One day, I was sitting in my favourite local cafe in Malta (Creme Cafe in Naxxar - a bustling place of Maltese conversations, books, delicious coffee and amazing raw vegan cakes). I was busy writing, as it is the sort of cafe that inspires writing, when someone with an unfamiliar but radiant face approached me and my then six month old baby. It wasn’t so much what this woman said - questions and compliments about baby Dorothy no less - but the warmth with which she spoke. There was such openness, encouragement and interest, in a quantity and degree of sincerity that we rarely encounter in everyday life - and certainly not from strangers. There was no wistful nostalgia or maternal affection that sometimes come from an older woman when meeting a new baby, either. This woman was my age, and her manner was characterised by a friendliness that is born of love, not reminiscence.
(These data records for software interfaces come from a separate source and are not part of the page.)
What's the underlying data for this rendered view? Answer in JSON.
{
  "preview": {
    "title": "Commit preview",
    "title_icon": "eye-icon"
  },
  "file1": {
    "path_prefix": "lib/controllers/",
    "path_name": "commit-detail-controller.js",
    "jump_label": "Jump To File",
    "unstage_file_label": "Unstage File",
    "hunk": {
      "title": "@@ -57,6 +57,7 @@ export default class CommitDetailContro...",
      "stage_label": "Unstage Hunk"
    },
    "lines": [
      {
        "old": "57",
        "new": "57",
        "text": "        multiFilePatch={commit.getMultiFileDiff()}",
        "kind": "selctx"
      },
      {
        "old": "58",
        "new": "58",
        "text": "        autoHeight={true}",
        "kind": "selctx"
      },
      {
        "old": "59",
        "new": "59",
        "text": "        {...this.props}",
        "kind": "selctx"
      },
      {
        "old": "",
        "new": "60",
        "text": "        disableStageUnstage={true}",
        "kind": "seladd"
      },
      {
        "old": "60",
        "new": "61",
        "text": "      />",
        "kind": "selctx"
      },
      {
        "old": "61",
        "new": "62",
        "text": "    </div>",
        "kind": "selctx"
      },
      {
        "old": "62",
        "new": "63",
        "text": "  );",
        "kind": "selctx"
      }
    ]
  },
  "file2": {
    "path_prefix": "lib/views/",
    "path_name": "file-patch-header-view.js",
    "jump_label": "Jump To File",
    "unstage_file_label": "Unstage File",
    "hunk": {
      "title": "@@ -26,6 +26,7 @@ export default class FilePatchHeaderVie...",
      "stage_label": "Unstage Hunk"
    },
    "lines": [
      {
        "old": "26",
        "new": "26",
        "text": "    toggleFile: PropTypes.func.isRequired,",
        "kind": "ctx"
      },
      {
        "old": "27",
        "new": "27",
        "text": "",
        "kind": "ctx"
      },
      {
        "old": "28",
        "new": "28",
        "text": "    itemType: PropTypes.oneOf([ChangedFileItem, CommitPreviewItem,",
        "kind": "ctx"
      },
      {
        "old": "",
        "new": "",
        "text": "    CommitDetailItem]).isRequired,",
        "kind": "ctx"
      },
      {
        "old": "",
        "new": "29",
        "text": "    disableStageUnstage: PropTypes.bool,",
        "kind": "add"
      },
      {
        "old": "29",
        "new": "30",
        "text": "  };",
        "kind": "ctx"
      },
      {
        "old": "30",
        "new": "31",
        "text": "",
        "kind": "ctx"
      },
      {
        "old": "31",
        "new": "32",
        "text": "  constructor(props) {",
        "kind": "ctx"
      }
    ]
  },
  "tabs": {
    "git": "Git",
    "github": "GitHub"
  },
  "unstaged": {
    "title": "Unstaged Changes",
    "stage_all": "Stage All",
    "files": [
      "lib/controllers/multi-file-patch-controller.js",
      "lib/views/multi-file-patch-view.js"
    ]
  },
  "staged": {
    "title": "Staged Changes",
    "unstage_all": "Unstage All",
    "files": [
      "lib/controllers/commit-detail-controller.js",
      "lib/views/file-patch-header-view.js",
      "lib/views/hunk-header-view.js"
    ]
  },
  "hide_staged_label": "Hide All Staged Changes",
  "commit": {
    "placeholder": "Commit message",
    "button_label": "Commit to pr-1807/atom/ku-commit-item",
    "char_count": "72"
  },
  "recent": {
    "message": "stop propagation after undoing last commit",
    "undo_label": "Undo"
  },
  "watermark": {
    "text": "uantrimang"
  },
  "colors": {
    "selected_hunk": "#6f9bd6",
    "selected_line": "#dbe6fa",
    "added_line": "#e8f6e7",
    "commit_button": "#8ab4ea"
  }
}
But beyond the beautiful qualities she demonstrated, what really struck me was how happy I felt after this random interaction. It reminded me in very real terms of how enriching everyday life can be when we connect with each other. Brief conversations, helpful gestures, and words of encouragement all go a long way in making our world better. They are not isolated, lost good deeds; they change the dynamic, the pace, and the atmosphere around us immediately. This is especially true for mothers who are living in an often intense, emotional, exhausted and open-hearted state every minute; it is both refreshing and affirming to have someone engage with you positively about your child and your motherhood.
The brief, animated conversation also showed me that, in a society of reserve, it is possible to cultivate a higher level of interaction in any space, at any time, with immediate effect. For some, it comes more naturally, of course. But we can all do it - simply by coming out of a state of introversion and into one of connection and expression. If someone looks beautiful, why not tell them? If someone looks lost, why not offer help? Can we try and move beyond jokey one-liners to passing strangers, and start having actual conversations? Our shared humanity will surely become a lot more apparent if we do…
This isn’t meant to be an essay or an article or a story. It’s barely enough for a blog post, really. It is more like a vignette; a small recording of something personal. But it is also a point of connection to anyone who reads it, just as the woman above created a point of connection with me. Sometimes, I think, we need to highlight the little things in order to realise that there is actually so much goodness around us.